◆ TASK STATEMENT: Find every line in the records below that holds the word "content", and copy each one.

◆ PROVIDED MATERIAL:
>>>
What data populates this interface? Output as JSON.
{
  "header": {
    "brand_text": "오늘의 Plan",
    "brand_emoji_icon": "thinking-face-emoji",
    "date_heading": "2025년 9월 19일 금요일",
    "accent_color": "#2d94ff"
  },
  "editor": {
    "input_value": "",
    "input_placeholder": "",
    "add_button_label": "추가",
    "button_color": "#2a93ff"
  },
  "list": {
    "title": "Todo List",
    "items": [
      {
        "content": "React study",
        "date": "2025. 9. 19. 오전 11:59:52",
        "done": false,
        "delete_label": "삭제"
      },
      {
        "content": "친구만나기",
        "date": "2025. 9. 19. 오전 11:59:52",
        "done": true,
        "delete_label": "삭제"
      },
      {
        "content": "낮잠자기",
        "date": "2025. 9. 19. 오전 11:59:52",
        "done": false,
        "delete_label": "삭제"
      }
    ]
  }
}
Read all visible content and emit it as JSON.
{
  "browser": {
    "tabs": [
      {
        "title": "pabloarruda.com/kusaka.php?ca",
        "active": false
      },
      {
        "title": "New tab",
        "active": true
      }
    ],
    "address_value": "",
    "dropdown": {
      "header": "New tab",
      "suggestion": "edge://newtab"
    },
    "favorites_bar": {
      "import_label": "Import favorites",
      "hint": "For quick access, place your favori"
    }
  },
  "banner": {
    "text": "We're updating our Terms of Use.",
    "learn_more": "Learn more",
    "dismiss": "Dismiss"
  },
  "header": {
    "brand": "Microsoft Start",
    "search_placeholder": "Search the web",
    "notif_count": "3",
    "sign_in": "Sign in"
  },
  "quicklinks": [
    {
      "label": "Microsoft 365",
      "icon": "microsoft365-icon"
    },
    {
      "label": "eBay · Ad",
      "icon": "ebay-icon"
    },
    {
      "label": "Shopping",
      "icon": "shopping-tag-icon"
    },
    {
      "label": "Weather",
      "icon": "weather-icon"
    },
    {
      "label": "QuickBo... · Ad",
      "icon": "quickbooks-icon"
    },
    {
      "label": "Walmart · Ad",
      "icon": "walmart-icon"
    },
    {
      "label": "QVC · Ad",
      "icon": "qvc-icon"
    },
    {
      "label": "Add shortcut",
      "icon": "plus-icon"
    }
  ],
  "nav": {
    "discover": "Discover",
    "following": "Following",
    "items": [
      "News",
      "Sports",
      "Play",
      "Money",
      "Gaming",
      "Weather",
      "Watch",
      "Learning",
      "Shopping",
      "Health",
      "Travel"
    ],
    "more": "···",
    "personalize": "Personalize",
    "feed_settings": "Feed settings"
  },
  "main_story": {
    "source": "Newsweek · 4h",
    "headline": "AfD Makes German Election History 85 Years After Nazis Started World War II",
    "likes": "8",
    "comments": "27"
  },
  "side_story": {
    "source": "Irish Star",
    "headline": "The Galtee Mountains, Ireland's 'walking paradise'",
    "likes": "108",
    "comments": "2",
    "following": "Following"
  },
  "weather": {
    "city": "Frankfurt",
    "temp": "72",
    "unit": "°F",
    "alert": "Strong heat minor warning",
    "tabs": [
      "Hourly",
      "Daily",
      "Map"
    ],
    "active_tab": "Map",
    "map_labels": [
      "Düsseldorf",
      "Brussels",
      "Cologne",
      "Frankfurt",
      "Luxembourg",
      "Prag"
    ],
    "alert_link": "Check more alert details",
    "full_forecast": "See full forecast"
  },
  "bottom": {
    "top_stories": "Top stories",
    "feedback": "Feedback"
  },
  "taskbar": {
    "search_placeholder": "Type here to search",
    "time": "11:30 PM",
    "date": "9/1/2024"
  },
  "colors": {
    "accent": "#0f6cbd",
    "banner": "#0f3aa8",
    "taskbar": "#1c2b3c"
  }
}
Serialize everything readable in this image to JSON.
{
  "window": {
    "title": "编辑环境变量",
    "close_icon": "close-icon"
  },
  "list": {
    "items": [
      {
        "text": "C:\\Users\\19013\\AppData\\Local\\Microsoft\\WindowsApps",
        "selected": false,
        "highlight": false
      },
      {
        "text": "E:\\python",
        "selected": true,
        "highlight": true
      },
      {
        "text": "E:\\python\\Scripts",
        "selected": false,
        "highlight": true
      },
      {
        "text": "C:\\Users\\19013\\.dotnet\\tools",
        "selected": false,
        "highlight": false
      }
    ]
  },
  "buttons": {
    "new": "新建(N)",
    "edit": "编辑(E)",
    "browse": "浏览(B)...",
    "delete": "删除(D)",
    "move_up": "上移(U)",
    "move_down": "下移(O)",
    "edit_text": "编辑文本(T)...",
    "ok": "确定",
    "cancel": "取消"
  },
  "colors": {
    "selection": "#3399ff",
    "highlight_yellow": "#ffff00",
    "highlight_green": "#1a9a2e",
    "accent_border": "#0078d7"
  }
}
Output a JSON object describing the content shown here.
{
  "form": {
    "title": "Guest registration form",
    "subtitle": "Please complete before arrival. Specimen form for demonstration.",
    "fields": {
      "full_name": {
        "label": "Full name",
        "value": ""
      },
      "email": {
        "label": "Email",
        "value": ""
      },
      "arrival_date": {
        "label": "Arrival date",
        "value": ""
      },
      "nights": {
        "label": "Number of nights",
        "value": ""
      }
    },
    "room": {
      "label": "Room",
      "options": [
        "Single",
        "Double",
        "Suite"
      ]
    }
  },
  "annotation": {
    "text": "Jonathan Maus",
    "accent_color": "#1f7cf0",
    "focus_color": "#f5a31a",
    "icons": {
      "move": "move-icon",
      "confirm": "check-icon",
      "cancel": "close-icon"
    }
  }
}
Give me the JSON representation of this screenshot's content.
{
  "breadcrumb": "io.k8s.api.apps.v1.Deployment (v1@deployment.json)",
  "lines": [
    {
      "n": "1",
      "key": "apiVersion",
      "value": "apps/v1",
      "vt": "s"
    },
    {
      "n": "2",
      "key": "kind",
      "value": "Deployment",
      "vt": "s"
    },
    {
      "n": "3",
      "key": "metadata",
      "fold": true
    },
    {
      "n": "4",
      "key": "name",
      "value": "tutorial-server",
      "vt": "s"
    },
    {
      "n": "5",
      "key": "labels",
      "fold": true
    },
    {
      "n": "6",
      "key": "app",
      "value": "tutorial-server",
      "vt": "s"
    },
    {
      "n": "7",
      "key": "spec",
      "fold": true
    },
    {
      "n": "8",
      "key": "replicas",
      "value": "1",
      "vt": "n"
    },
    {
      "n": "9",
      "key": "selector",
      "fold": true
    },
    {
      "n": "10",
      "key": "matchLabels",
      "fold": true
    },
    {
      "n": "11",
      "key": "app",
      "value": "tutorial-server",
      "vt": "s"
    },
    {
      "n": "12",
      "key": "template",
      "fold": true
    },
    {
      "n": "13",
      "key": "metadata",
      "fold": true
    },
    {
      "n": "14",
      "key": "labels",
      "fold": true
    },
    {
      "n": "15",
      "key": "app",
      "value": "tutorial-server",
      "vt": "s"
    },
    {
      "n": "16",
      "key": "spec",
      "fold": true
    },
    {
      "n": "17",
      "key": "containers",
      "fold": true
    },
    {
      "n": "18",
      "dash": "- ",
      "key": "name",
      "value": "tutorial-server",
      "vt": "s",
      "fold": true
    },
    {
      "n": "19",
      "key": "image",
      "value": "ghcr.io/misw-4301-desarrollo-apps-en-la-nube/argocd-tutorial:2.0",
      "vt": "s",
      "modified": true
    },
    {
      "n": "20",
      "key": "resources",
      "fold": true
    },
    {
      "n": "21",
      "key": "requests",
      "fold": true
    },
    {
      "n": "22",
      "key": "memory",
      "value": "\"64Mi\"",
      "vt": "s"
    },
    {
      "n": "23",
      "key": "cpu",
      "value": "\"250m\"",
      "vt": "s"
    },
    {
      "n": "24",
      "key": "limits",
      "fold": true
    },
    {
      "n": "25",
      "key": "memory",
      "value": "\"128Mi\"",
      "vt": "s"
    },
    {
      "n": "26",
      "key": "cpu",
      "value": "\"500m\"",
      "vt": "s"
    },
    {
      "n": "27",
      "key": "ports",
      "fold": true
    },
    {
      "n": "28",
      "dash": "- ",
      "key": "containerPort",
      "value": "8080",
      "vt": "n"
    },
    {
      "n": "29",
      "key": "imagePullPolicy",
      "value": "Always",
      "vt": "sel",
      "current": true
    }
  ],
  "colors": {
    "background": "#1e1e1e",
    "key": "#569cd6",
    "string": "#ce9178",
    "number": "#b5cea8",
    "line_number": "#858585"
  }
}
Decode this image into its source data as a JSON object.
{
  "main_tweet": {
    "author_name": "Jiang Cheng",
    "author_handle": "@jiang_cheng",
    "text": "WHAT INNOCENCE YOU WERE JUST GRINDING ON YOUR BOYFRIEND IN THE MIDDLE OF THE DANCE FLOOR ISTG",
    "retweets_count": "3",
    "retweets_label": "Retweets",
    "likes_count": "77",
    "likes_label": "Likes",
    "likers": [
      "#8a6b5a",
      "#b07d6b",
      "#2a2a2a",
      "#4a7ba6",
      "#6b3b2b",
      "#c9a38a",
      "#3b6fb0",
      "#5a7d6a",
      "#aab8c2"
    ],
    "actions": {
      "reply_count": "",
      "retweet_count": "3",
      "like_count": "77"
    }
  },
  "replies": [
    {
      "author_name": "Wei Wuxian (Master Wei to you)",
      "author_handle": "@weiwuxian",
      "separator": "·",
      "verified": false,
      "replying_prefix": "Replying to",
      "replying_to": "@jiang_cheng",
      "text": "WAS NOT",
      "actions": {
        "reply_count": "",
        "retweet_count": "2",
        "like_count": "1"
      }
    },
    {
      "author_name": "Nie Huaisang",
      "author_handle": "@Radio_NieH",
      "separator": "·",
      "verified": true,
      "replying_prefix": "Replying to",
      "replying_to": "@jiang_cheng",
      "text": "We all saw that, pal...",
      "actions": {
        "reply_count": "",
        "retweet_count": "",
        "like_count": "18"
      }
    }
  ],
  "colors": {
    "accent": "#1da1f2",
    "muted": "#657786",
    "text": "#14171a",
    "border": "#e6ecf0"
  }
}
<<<
◆ RESULT FOR THIS EXERCISE:
        "content": "React study",
        "content": "친구만나기",
        "content": "낮잠자기",
Read all visible content and emit it as JSON.
Output a JSON object describing the content shown here.
Give me the JSON representation of this screenshot's content.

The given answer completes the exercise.